Oil prices rose slightly Friday and have come back from a 12-month low earlier this week.
Friday's rise followed encouraging news about the economy in the U.S., which is the world's largest oil consumer. The nation added jobs last month, easing concerns about another recession. A stronger economy means more demand for energy.
Benchmark oil climbed 39 cents to end the day at $82.98 a barrel in New York. It rose from $75.67 Tuesday, the lowest level since September 2010. That low price was prompted by worries about Europe's debt crisis. Wall Street analysts think prices will keep rising over the next several months.
Prices started to rise this week as financial leaders in Europe considered plans to support banks if the credit crisis gets worse.
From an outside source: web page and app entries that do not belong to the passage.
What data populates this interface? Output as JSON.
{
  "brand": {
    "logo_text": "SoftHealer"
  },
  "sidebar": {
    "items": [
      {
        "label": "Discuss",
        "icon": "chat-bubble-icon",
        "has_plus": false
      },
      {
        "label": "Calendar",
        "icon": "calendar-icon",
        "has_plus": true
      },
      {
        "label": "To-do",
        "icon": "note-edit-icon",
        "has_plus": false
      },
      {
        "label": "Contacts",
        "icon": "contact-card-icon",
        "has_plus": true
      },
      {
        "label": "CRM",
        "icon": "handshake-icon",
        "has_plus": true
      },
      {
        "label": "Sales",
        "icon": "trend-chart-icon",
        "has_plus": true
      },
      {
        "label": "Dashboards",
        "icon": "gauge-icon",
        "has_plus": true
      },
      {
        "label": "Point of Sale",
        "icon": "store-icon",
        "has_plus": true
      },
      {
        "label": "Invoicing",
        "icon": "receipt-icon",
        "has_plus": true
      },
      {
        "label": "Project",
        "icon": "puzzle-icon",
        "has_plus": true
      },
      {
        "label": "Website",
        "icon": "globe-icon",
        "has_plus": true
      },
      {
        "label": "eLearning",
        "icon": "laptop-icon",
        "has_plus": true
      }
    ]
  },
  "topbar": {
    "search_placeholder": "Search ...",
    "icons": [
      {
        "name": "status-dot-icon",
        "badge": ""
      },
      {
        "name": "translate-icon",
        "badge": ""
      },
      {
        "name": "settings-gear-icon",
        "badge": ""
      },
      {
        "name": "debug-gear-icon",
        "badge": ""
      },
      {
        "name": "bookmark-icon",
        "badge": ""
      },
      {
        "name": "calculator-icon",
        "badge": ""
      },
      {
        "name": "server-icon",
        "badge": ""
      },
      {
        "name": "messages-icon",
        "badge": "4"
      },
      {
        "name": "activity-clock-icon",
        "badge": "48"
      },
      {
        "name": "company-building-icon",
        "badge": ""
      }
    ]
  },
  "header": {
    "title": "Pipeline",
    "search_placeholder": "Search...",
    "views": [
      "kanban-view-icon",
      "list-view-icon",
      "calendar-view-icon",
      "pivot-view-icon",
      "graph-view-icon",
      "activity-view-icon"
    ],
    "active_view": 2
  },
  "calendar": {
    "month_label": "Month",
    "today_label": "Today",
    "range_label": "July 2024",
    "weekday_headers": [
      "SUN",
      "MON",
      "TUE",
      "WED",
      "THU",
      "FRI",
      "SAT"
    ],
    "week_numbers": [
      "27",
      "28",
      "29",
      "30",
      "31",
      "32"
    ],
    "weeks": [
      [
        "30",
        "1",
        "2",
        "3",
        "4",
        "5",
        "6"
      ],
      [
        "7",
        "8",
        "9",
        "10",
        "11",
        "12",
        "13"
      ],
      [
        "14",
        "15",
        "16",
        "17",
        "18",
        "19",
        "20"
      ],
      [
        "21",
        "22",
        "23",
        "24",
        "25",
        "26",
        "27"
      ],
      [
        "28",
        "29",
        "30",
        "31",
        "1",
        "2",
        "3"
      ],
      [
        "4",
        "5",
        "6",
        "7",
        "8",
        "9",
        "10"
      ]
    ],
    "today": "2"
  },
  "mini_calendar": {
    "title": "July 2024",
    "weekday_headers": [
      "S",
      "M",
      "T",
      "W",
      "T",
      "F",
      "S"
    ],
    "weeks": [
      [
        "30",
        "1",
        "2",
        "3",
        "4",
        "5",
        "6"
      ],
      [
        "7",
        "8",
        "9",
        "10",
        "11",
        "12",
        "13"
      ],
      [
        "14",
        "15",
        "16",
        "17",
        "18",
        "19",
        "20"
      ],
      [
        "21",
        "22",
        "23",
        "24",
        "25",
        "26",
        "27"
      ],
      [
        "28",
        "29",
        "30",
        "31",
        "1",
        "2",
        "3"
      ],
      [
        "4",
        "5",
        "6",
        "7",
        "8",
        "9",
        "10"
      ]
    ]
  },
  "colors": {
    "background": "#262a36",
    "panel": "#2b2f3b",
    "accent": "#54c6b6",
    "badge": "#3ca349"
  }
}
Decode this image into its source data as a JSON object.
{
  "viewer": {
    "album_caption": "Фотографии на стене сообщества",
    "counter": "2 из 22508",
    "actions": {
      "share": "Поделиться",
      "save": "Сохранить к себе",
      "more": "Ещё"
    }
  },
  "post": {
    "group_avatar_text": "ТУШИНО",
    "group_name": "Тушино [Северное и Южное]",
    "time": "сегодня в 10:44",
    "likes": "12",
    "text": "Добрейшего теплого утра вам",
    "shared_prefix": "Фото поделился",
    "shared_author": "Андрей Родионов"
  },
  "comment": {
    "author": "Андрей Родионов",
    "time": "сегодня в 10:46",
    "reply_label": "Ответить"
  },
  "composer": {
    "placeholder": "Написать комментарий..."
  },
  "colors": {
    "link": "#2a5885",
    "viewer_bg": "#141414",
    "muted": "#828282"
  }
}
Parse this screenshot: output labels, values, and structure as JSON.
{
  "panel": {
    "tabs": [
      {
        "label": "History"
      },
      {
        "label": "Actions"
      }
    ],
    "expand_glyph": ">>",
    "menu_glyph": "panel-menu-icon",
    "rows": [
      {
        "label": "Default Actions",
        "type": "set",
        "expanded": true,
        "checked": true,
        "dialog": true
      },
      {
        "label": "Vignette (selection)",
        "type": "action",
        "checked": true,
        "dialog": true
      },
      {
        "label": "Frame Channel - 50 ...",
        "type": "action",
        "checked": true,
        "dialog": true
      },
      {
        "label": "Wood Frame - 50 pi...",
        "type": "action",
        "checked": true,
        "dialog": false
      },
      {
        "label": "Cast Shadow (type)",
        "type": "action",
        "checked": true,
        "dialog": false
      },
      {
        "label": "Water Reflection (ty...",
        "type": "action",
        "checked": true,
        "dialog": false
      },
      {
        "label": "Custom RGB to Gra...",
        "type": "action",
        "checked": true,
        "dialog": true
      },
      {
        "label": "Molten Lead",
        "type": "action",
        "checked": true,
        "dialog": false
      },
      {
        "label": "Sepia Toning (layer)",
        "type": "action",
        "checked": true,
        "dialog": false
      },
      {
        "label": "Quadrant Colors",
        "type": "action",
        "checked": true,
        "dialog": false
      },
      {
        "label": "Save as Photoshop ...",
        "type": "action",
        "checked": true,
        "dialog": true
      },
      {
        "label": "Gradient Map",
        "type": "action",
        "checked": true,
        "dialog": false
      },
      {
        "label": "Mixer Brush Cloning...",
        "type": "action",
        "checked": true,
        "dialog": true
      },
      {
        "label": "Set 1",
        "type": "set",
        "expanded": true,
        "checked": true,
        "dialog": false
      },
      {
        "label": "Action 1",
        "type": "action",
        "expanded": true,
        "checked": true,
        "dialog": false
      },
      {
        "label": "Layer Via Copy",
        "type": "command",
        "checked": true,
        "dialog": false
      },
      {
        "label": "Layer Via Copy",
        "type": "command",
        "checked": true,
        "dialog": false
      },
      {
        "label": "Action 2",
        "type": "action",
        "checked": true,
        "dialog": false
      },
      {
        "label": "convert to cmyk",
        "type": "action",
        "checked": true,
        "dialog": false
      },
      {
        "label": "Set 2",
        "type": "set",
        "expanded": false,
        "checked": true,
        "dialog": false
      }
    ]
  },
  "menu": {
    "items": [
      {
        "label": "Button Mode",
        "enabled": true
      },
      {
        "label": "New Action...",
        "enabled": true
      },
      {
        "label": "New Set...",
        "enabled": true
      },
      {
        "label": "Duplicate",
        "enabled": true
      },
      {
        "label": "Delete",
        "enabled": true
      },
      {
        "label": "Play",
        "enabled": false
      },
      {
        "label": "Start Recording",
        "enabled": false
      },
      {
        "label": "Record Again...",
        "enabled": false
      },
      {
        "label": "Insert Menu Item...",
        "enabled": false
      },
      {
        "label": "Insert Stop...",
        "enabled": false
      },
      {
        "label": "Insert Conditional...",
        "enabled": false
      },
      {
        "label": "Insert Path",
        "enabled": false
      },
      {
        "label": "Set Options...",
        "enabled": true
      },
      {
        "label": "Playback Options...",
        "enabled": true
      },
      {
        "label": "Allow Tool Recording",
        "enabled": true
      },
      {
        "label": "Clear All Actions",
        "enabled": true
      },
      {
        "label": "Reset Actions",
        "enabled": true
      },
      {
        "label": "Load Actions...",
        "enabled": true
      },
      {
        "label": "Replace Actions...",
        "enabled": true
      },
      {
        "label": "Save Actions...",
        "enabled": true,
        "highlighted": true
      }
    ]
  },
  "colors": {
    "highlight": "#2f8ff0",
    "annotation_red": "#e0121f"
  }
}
They climbed higher on Friday after the Labor Department announced that the country added 103,000 jobs in September. The government also said that the U.S. added more jobs than previously estimated in July and August.
Analysts pointed out, however, that it will take a sustained expansion in employment to significantly boost the economy. The nation's unemployment rate remains at 9.1 percent.
Friday's oil price was more than 27 percent below the year's high of $113.96 reached on May 5. As oil prices have steadily declined, they have brought down gasoline prices as well. Pump prices are at a national average of $3.39 a gallon, according to AAA, Wright Express and Oil Price Information Service. Gasoline has dropped almost every day for a month. It's about 62 cents higher than a year ago.
In other energy commodities trading, heating oil was essentially flat, finishing at $2.8588 per gallon and gasoline futures fell 3.84 cents to end at $2.6476 per gallon. Natural gas lost 11.7 cents to finish the day at $3.481 per 1,000 cubic feet.
Brent crude rose 15 cents to finish the day at $105.88 in London.